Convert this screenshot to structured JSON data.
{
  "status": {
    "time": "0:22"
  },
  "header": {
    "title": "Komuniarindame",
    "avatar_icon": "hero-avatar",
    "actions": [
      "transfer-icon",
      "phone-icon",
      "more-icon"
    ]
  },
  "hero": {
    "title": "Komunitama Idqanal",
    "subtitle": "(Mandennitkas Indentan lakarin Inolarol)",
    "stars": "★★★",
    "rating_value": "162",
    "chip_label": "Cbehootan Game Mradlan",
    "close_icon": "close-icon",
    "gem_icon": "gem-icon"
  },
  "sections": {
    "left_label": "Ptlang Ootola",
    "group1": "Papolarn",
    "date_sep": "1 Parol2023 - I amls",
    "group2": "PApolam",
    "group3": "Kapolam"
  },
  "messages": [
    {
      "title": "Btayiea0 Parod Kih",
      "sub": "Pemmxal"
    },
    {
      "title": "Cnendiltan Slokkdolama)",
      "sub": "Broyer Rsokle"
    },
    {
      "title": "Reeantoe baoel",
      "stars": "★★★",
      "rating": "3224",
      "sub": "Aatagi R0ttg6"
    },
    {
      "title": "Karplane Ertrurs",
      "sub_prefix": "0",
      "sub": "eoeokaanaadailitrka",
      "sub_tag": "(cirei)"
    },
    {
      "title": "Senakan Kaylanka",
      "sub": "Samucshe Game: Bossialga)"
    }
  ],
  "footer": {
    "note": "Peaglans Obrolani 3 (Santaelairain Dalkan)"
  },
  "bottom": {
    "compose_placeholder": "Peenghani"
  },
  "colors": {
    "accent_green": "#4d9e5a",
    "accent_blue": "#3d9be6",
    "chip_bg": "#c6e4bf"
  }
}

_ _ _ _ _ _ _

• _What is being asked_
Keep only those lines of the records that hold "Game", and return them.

• _Your solution_
    "chip_label": "Cbehootan Game Mradlan",
      "sub": "Samucshe Game: Bossialga)"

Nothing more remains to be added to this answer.